■ ACTION ITEM
Your task is to return all of the records exactly, minus any images.

Records from a data source

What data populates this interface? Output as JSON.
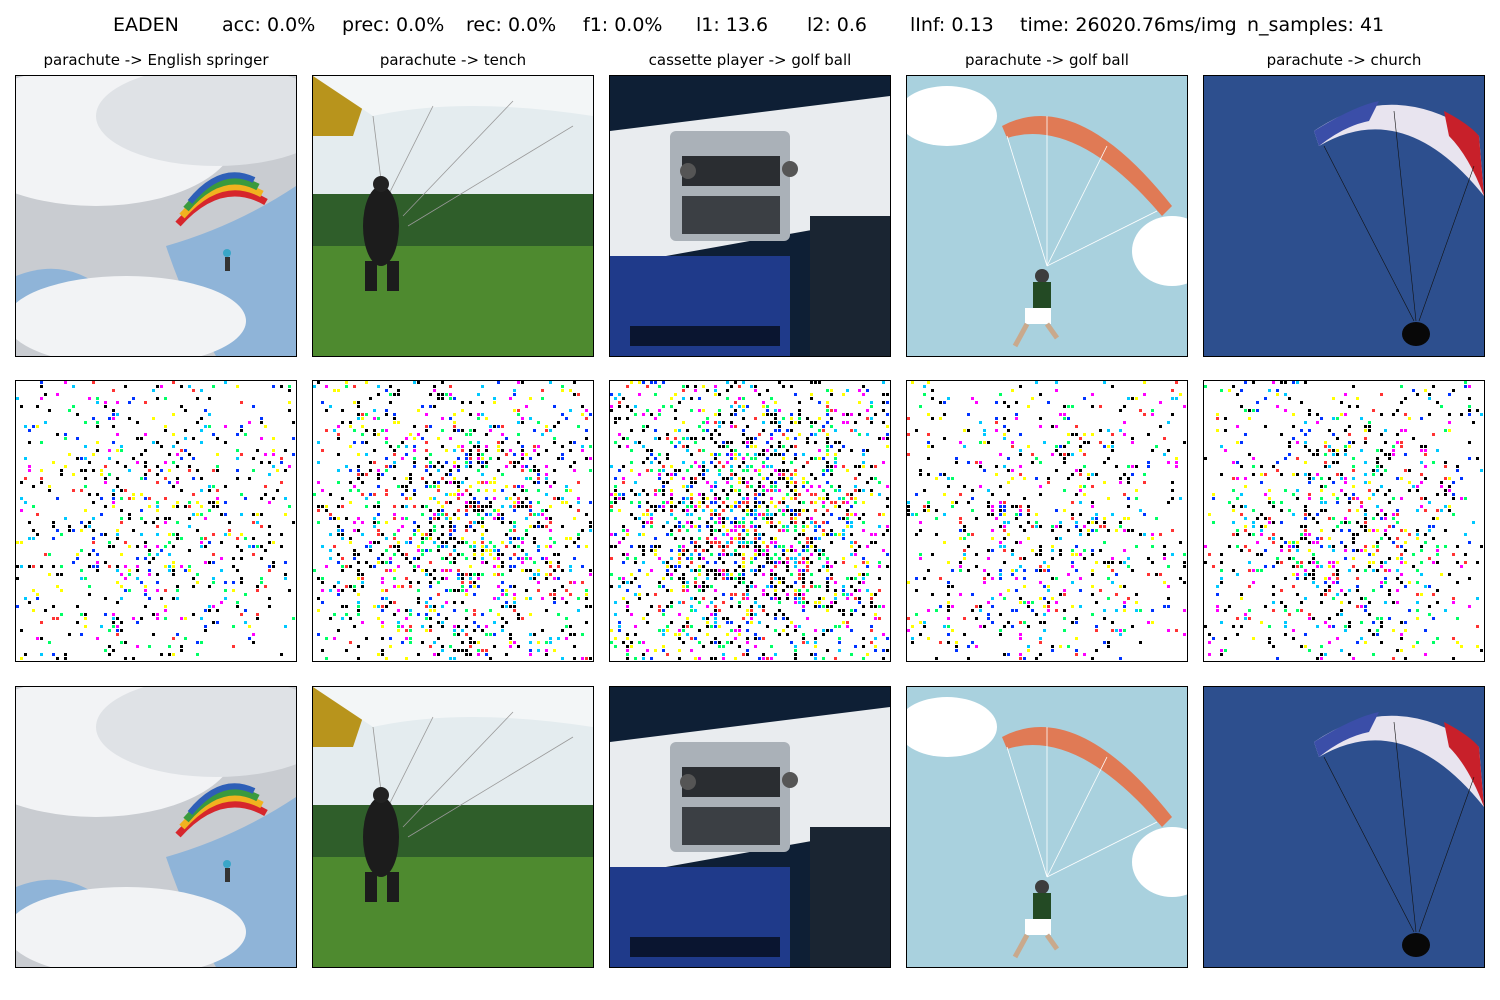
{
  "header": {
    "method": "EADEN",
    "acc": "acc: 0.0%",
    "prec": "prec: 0.0%",
    "rec": "rec: 0.0%",
    "f1": "f1: 0.0%",
    "l1": "l1: 13.6",
    "l2": "l2: 0.6",
    "linf": "lInf: 0.13",
    "time": "time: 26020.76ms/img",
    "n_samples": "n_samples: 41"
  },
  "columns": [
    {
      "title": "parachute -> English springer",
      "scene": "sky-rainbow-canopy"
    },
    {
      "title": "parachute -> tench",
      "scene": "field-paratrooper"
    },
    {
      "title": "cassette player -> golf ball",
      "scene": "car-dashboard-radio"
    },
    {
      "title": "parachute -> golf ball",
      "scene": "illustration-orange-canopy"
    },
    {
      "title": "parachute -> church",
      "scene": "blue-sky-paraglider"
    }
  ],
  "rows": [
    "original",
    "perturbation",
    "adversarial"
  ],
  "colors": {
    "sky_blue": "#8fb4d8",
    "cloud_white": "#f2f3f5",
    "grass_green": "#4e8a2f",
    "trees_green": "#2f5e2a",
    "dash_blue": "#1f3a8a",
    "illus_bg": "#a9d1de",
    "illus_canopy": "#e07a55",
    "deep_blue": "#2d4f8e",
    "canopy_red": "#c8202a"
  }
}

■ TASK RESPONSE
What data populates this interface? Output as JSON.
{
  "header": {
    "method": "EADEN",
    "acc": "acc: 0.0%",
    "prec": "prec: 0.0%",
    "rec": "rec: 0.0%",
    "f1": "f1: 0.0%",
    "l1": "l1: 13.6",
    "l2": "l2: 0.6",
    "linf": "lInf: 0.13",
    "time": "time: 26020.76ms/img",
    "n_samples": "n_samples: 41"
  },
  "columns": [
    {
      "title": "parachute -> English springer",
      "scene": "sky-rainbow-canopy"
    },
    {
      "title": "parachute -> tench",
      "scene": "field-paratrooper"
    },
    {
      "title": "cassette player -> golf ball",
      "scene": "car-dashboard-radio"
    },
    {
      "title": "parachute -> golf ball",
      "scene": "illustration-orange-canopy"
    },
    {
      "title": "parachute -> church",
      "scene": "blue-sky-paraglider"
    }
  ],
  "rows": [
    "original",
    "perturbation",
    "adversarial"
  ],
  "colors": {
    "sky_blue": "#8fb4d8",
    "cloud_white": "#f2f3f5",
    "grass_green": "#4e8a2f",
    "trees_green": "#2f5e2a",
    "dash_blue": "#1f3a8a",
    "illus_bg": "#a9d1de",
    "illus_canopy": "#e07a55",
    "deep_blue": "#2d4f8e",
    "canopy_red": "#c8202a"
  }
}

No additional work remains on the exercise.